Tokyo is a vibrant modern city but tradition is still evident. We might be looking for the latest technology in Akihabara or fashion and pop culture in Takeshitadori but we all need food and many of us need sake and that’s found all around this sprawling town if you know where to look for it.
This compact and sturdy volume, Food Sake Tokyo, takes the reader on a culinary adventure through more than a dozen neighbourhoods to discover the best, the most intriguing spots showcasing the local food and drink scene. Yes, every guide book will devote a few pages to restaurant suggestions and even a mention of the town’s signature dishes but for a true food and sake lover that only teases.

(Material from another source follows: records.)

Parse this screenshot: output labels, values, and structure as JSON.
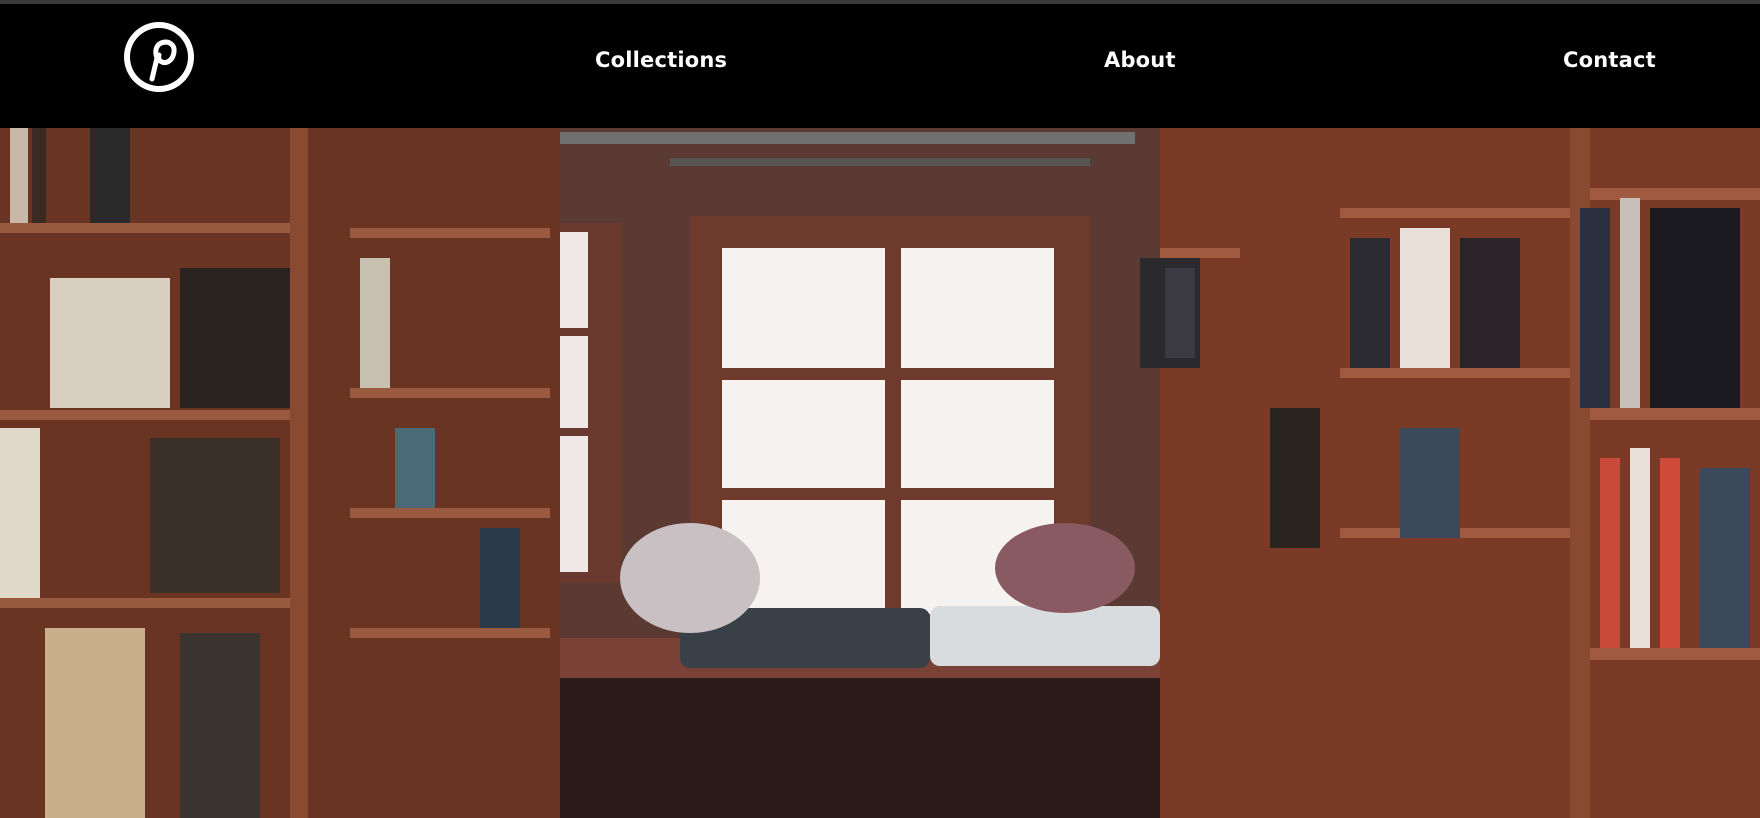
{
  "header": {
    "logo_icon": "pinterest-logo-icon",
    "nav": [
      {
        "label": "Collections"
      },
      {
        "label": "About"
      },
      {
        "label": "Contact"
      }
    ]
  },
  "hero": {
    "image_subject": "bookstore-reading-nook-photo",
    "colors": {
      "wood": "#8a4a33",
      "wood_dark": "#4a2a22",
      "window_light": "#f4f0ee",
      "cushion_blue": "#3a4048",
      "cushion_white": "#d8dcde"
    }
  }
}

Food Sake Tokyo will be a worthy pocket companion of the dedicated gourmet.
The author, Yukari Sakamoto, was the first non-Japanese (she’s an American of Japanese extract) to pass the test to become a “shochu adviser.” She has taught classes on food, wine, and shochu (Japanese distilled spirit), and has offered culinary tours of Tokyo’s shops and markets. In Food Sake Tokyo Yukari introduces unfamiliar ingredients, traditional dishes, and culinary culture that make Tokyo such a mecca for food and sake lovers. She leads the reader to the best and most exciting food that Tokyo has to offer, explaining and sampling along the way. There is plenty of information on where to find the best knives (a souvenir for the serious home sushi chef), the indispensable lacquerware and pottery for displaying your Japanese cooking skills, and those kitchen gadgets that are both functional and beautiful.

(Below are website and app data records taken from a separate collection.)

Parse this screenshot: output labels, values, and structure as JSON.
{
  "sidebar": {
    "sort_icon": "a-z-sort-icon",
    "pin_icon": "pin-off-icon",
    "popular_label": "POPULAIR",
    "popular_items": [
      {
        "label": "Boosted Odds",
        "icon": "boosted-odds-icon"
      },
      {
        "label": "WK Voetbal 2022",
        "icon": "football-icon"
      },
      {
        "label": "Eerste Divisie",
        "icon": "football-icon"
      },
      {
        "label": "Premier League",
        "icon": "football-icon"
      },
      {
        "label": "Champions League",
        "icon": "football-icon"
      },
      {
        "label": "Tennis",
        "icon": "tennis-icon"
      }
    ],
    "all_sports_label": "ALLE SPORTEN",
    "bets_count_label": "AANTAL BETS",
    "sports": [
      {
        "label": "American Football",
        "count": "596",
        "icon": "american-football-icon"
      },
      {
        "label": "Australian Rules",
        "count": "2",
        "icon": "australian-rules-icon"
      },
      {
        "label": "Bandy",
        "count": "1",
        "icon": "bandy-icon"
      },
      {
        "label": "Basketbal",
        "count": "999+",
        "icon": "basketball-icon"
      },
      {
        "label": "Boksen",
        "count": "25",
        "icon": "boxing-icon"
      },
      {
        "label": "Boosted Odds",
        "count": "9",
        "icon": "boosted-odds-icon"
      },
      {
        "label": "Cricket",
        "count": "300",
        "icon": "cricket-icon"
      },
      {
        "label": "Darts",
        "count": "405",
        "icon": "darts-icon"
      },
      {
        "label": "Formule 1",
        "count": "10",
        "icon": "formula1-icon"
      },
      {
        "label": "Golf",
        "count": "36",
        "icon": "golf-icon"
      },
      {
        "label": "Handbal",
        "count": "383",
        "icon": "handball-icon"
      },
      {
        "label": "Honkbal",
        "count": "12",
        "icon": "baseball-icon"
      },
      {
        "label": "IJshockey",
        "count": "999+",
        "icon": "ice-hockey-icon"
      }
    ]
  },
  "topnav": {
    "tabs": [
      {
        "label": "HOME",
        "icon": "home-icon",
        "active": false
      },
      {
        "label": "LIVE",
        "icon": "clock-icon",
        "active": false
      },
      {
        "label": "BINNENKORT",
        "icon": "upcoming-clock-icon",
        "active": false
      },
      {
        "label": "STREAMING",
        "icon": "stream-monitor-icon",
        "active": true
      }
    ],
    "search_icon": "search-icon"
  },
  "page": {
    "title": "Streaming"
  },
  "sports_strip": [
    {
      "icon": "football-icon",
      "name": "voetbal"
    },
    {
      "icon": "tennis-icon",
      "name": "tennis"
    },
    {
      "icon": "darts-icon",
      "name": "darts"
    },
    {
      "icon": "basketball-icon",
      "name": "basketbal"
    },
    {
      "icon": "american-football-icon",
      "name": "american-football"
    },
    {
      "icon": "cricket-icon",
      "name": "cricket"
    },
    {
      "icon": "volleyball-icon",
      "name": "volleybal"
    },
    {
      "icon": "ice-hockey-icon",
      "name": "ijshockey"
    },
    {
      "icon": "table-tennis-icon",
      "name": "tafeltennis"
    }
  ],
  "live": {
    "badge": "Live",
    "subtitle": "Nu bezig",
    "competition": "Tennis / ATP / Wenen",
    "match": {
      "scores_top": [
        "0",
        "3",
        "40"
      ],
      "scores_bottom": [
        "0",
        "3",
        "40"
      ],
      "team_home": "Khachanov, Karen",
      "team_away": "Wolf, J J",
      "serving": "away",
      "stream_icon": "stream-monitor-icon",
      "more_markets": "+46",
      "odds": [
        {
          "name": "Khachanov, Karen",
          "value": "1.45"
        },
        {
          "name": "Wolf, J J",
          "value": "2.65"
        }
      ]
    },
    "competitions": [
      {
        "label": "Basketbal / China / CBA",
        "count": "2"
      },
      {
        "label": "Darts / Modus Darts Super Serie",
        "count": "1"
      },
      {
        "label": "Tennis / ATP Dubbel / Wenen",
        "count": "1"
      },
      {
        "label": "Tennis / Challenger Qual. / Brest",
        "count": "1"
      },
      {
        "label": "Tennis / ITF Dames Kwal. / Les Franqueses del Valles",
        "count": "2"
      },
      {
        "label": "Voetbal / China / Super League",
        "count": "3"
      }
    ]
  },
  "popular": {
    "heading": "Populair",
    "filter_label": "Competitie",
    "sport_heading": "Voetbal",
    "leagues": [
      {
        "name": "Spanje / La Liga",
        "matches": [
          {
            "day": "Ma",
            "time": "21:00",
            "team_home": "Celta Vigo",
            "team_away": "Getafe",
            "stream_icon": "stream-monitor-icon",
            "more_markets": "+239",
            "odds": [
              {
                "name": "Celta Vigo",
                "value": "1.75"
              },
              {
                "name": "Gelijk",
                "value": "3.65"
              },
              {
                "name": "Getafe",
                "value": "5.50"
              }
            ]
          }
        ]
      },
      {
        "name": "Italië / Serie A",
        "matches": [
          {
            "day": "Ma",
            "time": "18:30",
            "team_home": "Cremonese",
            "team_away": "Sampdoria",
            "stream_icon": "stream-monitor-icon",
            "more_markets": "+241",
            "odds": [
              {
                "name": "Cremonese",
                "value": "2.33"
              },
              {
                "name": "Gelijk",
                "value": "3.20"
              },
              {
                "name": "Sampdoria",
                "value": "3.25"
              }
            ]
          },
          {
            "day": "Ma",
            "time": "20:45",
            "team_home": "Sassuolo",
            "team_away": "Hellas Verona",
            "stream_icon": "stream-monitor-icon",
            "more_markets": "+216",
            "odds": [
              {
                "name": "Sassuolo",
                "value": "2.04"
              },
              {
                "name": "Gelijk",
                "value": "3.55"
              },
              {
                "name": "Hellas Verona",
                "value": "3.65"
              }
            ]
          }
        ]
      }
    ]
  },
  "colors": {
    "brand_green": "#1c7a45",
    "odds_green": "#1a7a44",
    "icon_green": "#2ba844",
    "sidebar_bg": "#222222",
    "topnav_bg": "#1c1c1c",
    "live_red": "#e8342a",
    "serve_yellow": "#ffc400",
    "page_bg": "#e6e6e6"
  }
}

We who appreciate sake will be looking for the opportunity to taste and buy the national beverage. Other visitors will be new to the world of sake but would likely enjoy the chance to learn more in situ. Yukari has penned a glossary of sake terms that will help when selecting an appropriate bottle or with understanding more about bottles with which you might be presented.

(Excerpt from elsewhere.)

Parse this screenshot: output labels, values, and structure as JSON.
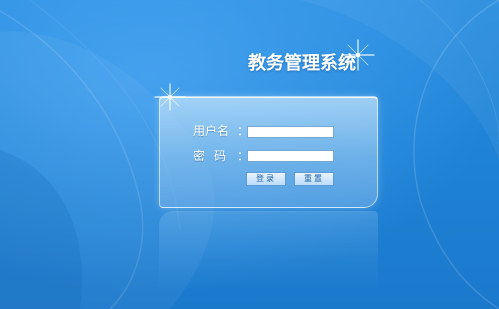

Food Sake Tokyo has a whole section on suggestions of where exactly to drink sake. Sometimes sake producers will display their products and offer free tastings. Many breweries have guided tours but mostly in Japanese so take your own interpreter. A sake student will be entranced by the smells of sake brewing. Izakayas (small Japanese pubs) have a range of Japanese drinks including sake which you can enjoy with traditional dishes and very local company. There are plenty of suggestions here and also for Standing Bars which are great for a quick sake fix but without the comfort of chairs. Less casual drinking and dining options are listed aplenty for those who are looking to push out the gastronomic boat.
Food Sake Tokyo
Author: Yukari Sakamoto
Published by: Little Bookroom